▸ EXERCISE GOAL: Below are records to return verbatim; the pictures are to be dropped.

▸ DATA FOR THE TASK:
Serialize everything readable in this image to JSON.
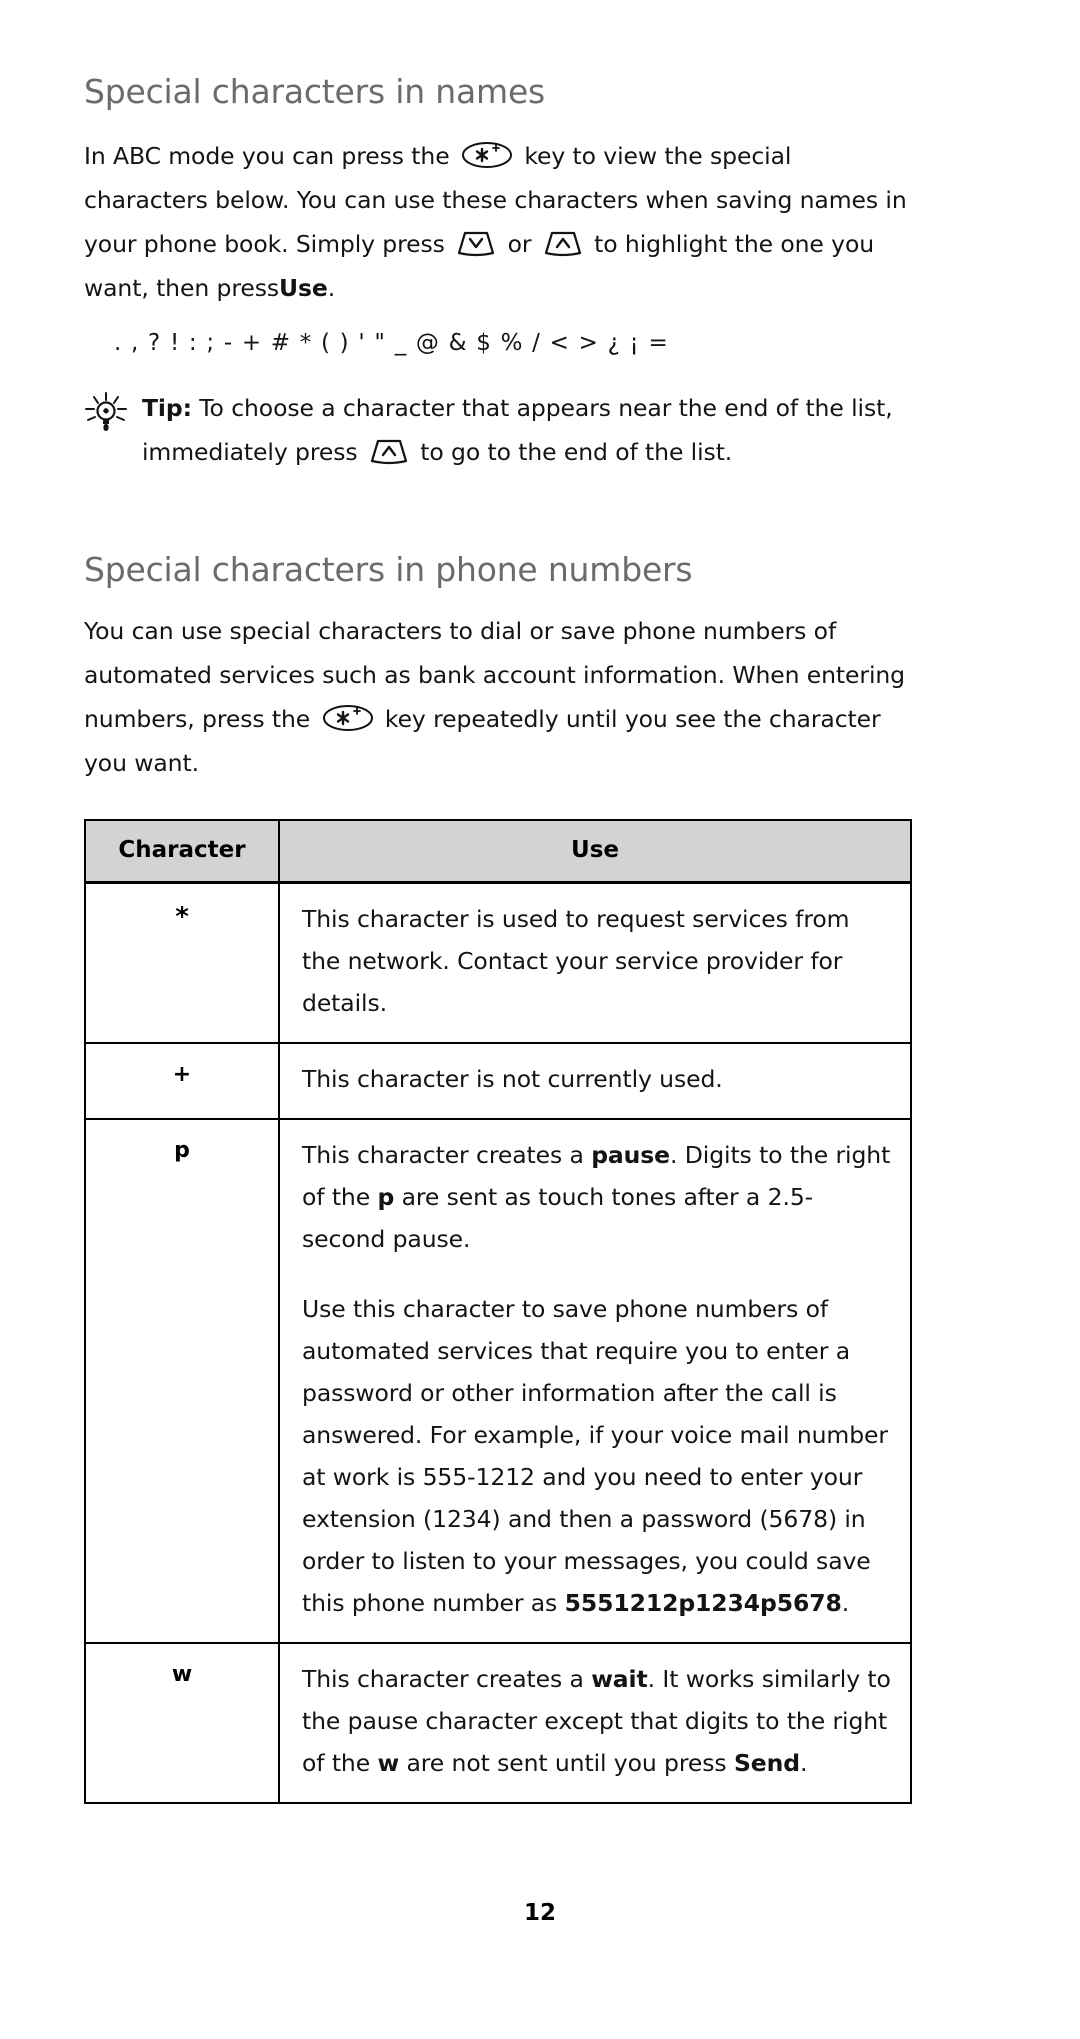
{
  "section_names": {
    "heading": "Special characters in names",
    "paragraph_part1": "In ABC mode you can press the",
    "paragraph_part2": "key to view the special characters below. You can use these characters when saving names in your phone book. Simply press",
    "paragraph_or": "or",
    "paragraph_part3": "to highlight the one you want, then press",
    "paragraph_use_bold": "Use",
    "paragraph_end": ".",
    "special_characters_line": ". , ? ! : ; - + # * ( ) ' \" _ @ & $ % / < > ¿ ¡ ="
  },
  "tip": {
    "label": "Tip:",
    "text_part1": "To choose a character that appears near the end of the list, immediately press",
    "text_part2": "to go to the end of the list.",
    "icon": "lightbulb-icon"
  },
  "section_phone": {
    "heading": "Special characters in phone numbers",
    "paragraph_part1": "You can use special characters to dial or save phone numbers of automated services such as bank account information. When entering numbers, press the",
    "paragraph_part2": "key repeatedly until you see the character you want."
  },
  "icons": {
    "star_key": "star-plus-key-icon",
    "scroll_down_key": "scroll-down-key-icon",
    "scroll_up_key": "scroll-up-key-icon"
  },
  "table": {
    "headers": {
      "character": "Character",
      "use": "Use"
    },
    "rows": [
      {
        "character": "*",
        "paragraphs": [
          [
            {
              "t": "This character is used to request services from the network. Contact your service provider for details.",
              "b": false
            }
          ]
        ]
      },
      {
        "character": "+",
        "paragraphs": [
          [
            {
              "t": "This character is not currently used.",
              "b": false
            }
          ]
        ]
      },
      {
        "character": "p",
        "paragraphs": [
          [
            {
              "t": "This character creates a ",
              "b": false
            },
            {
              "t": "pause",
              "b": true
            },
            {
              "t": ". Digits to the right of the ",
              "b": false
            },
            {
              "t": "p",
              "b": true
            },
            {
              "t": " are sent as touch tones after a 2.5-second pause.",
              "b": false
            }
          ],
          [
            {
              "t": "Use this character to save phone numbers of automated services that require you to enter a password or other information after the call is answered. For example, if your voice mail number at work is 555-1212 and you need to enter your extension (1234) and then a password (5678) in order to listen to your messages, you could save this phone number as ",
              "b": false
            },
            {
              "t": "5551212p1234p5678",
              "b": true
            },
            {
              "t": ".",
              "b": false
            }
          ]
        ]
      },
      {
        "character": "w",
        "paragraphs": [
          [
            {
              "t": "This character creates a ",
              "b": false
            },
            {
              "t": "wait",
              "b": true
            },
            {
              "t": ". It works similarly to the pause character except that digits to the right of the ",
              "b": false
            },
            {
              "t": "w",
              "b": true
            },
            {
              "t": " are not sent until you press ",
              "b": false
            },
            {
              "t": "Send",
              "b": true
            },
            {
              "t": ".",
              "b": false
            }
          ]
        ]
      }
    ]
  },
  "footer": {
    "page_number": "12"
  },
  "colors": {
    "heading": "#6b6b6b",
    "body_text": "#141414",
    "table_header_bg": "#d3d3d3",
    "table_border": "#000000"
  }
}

▸ PROBLEM SOLUTION:
Serialize everything readable in this image to JSON.
{
  "section_names": {
    "heading": "Special characters in names",
    "paragraph_part1": "In ABC mode you can press the",
    "paragraph_part2": "key to view the special characters below. You can use these characters when saving names in your phone book. Simply press",
    "paragraph_or": "or",
    "paragraph_part3": "to highlight the one you want, then press",
    "paragraph_use_bold": "Use",
    "paragraph_end": ".",
    "special_characters_line": ". , ? ! : ; - + # * ( ) ' \" _ @ & $ % / < > ¿ ¡ ="
  },
  "tip": {
    "label": "Tip:",
    "text_part1": "To choose a character that appears near the end of the list, immediately press",
    "text_part2": "to go to the end of the list.",
    "icon": "lightbulb-icon"
  },
  "section_phone": {
    "heading": "Special characters in phone numbers",
    "paragraph_part1": "You can use special characters to dial or save phone numbers of automated services such as bank account information. When entering numbers, press the",
    "paragraph_part2": "key repeatedly until you see the character you want."
  },
  "icons": {
    "star_key": "star-plus-key-icon",
    "scroll_down_key": "scroll-down-key-icon",
    "scroll_up_key": "scroll-up-key-icon"
  },
  "table": {
    "headers": {
      "character": "Character",
      "use": "Use"
    },
    "rows": [
      {
        "character": "*",
        "paragraphs": [
          [
            {
              "t": "This character is used to request services from the network. Contact your service provider for details.",
              "b": false
            }
          ]
        ]
      },
      {
        "character": "+",
        "paragraphs": [
          [
            {
              "t": "This character is not currently used.",
              "b": false
            }
          ]
        ]
      },
      {
        "character": "p",
        "paragraphs": [
          [
            {
              "t": "This character creates a ",
              "b": false
            },
            {
              "t": "pause",
              "b": true
            },
            {
              "t": ". Digits to the right of the ",
              "b": false
            },
            {
              "t": "p",
              "b": true
            },
            {
              "t": " are sent as touch tones after a 2.5-second pause.",
              "b": false
            }
          ],
          [
            {
              "t": "Use this character to save phone numbers of automated services that require you to enter a password or other information after the call is answered. For example, if your voice mail number at work is 555-1212 and you need to enter your extension (1234) and then a password (5678) in order to listen to your messages, you could save this phone number as ",
              "b": false
            },
            {
              "t": "5551212p1234p5678",
              "b": true
            },
            {
              "t": ".",
              "b": false
            }
          ]
        ]
      },
      {
        "character": "w",
        "paragraphs": [
          [
            {
              "t": "This character creates a ",
              "b": false
            },
            {
              "t": "wait",
              "b": true
            },
            {
              "t": ". It works similarly to the pause character except that digits to the right of the ",
              "b": false
            },
            {
              "t": "w",
              "b": true
            },
            {
              "t": " are not sent until you press ",
              "b": false
            },
            {
              "t": "Send",
              "b": true
            },
            {
              "t": ".",
              "b": false
            }
          ]
        ]
      }
    ]
  },
  "footer": {
    "page_number": "12"
  },
  "colors": {
    "heading": "#6b6b6b",
    "body_text": "#141414",
    "table_header_bg": "#d3d3d3",
    "table_border": "#000000"
  }
}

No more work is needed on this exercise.